As for causal culpability, the dog owner is clearly (imo) the heavy.... but I also lay a lot of the blame on the porky cop on the sidewalk. He let the dog owners words completely blind him with what I call 'non-compliance rage'. I'm sure he told the dog owner to stfu more than once, but you can see in the exchange that he first starts storming down the sidewalk, but stops. why? who knows - maybe his partner, the non-porky cop, tried to talk some professionalism into him.
Well, that only lasts until the next verbal barrage by the dog owner and you can see he comes charging anew (soon followed quickly by his partner). Watch the porky cops eyes - he is pissed and is intent on showing the dog owner who's boss.

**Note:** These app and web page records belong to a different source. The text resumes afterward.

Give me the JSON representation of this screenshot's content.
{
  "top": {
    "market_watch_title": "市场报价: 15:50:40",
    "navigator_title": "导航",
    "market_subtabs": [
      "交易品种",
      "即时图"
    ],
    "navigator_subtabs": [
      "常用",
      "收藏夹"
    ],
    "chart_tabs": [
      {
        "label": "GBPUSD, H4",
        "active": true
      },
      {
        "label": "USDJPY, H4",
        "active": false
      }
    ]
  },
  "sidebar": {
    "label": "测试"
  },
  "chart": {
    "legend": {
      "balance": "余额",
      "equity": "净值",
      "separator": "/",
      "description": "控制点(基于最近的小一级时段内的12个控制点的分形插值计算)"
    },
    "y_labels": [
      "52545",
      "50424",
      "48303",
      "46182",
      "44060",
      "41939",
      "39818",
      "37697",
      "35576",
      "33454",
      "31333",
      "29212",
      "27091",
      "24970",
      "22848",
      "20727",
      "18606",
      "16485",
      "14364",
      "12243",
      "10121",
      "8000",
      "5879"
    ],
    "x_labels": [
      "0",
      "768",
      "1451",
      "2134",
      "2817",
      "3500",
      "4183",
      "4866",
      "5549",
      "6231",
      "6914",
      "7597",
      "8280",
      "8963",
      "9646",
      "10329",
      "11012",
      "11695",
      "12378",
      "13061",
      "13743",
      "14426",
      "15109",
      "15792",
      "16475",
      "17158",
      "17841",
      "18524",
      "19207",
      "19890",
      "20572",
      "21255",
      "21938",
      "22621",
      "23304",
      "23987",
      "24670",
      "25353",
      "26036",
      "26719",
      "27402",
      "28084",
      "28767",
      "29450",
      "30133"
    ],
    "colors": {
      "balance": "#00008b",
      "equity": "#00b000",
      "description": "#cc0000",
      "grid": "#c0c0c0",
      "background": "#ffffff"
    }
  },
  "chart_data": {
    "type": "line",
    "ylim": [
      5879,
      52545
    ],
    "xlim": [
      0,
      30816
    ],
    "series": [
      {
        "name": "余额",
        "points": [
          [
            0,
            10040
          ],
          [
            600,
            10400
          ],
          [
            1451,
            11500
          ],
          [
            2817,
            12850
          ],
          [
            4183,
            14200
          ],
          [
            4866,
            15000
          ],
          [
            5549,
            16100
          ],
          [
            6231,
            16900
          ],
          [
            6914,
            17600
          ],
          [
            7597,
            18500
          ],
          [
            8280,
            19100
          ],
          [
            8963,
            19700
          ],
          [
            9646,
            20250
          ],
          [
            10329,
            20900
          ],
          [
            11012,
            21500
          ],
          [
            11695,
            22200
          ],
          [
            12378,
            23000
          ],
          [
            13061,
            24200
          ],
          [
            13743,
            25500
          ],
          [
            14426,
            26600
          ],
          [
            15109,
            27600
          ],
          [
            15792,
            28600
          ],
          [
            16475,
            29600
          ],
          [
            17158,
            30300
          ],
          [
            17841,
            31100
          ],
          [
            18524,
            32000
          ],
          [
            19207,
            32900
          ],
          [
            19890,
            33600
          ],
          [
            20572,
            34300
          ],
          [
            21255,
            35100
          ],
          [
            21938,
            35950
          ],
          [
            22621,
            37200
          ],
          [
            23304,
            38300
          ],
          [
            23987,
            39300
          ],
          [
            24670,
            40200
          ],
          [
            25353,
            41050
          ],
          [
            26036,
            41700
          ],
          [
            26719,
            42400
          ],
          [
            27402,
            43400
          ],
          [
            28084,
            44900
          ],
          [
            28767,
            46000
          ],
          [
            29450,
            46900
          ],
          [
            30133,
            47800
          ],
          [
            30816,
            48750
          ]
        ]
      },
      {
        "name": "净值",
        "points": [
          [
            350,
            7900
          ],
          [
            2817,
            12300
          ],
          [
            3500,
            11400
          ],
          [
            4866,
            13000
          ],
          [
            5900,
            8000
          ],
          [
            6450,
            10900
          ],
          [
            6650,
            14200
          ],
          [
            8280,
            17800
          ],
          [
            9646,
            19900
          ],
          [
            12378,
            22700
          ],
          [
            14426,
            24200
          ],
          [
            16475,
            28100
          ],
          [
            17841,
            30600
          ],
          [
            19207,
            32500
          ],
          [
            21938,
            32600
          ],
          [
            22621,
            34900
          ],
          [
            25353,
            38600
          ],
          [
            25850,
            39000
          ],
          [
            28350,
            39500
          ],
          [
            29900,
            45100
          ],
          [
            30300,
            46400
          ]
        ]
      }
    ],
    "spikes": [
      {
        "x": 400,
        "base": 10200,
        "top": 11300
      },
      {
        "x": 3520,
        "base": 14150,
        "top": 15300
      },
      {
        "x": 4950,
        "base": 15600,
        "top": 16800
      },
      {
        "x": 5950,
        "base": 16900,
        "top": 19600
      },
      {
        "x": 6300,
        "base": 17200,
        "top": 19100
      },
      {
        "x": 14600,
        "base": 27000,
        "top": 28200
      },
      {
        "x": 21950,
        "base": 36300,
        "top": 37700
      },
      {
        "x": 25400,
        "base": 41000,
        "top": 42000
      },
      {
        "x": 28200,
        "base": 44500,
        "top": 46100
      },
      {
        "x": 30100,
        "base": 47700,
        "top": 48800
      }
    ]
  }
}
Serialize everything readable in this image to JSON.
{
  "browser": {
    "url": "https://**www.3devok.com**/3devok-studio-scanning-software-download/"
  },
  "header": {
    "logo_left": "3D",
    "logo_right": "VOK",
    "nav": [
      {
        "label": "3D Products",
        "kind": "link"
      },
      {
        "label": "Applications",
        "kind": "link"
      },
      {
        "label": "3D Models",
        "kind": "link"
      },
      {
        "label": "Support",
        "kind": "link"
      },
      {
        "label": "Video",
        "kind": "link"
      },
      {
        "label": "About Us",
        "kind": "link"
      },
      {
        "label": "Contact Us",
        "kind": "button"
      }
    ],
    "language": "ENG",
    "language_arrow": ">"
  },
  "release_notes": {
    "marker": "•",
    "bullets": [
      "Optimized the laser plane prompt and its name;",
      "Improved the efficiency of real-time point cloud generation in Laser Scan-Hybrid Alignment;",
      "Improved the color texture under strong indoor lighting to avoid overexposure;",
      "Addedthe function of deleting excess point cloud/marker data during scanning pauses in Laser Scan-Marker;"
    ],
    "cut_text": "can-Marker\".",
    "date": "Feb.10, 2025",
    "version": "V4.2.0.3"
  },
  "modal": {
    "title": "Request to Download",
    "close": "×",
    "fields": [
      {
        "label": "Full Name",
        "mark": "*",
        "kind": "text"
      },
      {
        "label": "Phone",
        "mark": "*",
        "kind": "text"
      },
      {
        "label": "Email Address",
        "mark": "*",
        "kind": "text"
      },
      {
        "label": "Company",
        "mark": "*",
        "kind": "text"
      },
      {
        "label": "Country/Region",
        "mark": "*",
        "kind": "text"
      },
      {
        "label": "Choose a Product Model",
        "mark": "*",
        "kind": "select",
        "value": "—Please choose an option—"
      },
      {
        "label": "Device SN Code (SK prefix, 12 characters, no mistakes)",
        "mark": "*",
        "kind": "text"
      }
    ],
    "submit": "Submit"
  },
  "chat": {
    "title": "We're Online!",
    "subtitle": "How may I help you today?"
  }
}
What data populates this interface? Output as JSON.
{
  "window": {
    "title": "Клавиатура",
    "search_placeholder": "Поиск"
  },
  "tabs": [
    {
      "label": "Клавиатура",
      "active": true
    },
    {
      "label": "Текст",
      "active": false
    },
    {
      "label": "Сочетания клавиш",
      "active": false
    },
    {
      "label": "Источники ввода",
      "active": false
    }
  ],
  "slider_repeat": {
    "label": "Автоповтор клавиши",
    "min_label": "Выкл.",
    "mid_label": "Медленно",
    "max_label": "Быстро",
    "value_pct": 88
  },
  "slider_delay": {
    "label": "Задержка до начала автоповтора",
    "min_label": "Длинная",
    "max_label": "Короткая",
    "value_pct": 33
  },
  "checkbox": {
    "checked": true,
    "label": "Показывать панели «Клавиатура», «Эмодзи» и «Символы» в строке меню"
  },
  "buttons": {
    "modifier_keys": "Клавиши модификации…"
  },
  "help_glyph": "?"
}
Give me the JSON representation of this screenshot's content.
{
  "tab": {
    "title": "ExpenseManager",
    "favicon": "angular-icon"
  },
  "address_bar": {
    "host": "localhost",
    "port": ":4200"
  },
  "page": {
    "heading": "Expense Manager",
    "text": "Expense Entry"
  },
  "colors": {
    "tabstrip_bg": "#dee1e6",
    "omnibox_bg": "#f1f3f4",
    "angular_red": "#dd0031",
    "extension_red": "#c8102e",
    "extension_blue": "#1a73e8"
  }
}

Note that he sees the dog-owner putting the dog into the car before the confrontation, yet porky almost completely ignores the car/dog as he is 'teaching the dude what non-compliance to his orders gets him". The dog starts barking as soon as they cuff the dude - porky glances at it after it barks. He shouldve easily seen that the window could not contain the dog if the dog really wanted out...
He THEN charges over to the dude with his AR-15 and cross checks him backwards after he is already cuffed.
THAT is what got the dog to come out of the car. After that it is already too late.
imo, porky - not the cop who shot the dog - shoulders most all of the LE portion of the blame pie. He was virtually unaware of what appears to be an obvious personal/public safety concern. (i.e. snarling big ass dog/halfway open window)
He also was the one who took it from some dude yelling insults at the cops, to a dog being dead. He grows a thicker skin, with a dash of understanding of why the dude is yelling insults, and nothing dies that night.
FLIR Security | 07/07/13 07:17pm
Saw this timely Salon article tweeted today (it's long, but well-written): "Why did you shoot me? I was reading a book": The new warrior cop is out of control.
In this article - which is excerpted from Radley Balko's book, "Rise of the Warrior Cop: The Militarization of America's Police Forces the author discusses how many animals get shot and killed each year by police - primarily because very few police departments train their officers on interacting with dogs - though almost all postal workers receive this training despite the fact that the incidents of dog bites suffered by postal workers are statistically insignificant.
"The fact that the Postal Service offers such training and most police departments don’t lends some credence to the theory that dog shootings are part of the larger problem of a battlefield mentality that lets police use lethal force in response to the slightest threat—usually with few consequences." (italics added)
Yes, that comparison to postal workers is a good one. I hope that police departments understand and use this incident as a learning opportunity to identify gaps in training rather than immediately make excuses as to why/what and equip their personnel with what they need to make good decisions whether it is weapons or training to avoid this tragedy. I don't only think of the dog itself, but of the countless eye witnesses to this violence.
Btw- I did some research on that owner and that guy is bad news. He filed 6 complaints against that police department and makes it his mission to "catch them" in mistreatment and racial profiling. However, that police gave him what he wanted -to some degree- due to their hot head and egoism.
FLIR Security | 07/07/13 08:21pm
Here is a page with some background on the dog owners issues with the Hawthorne cops, and subsequent activity since the shooting - including Anonymous hitting the Hawthorne PD with a sustained DDoS attack since July 1st
Hawthorne Dog Police Shooting (I didn't write the page title) :)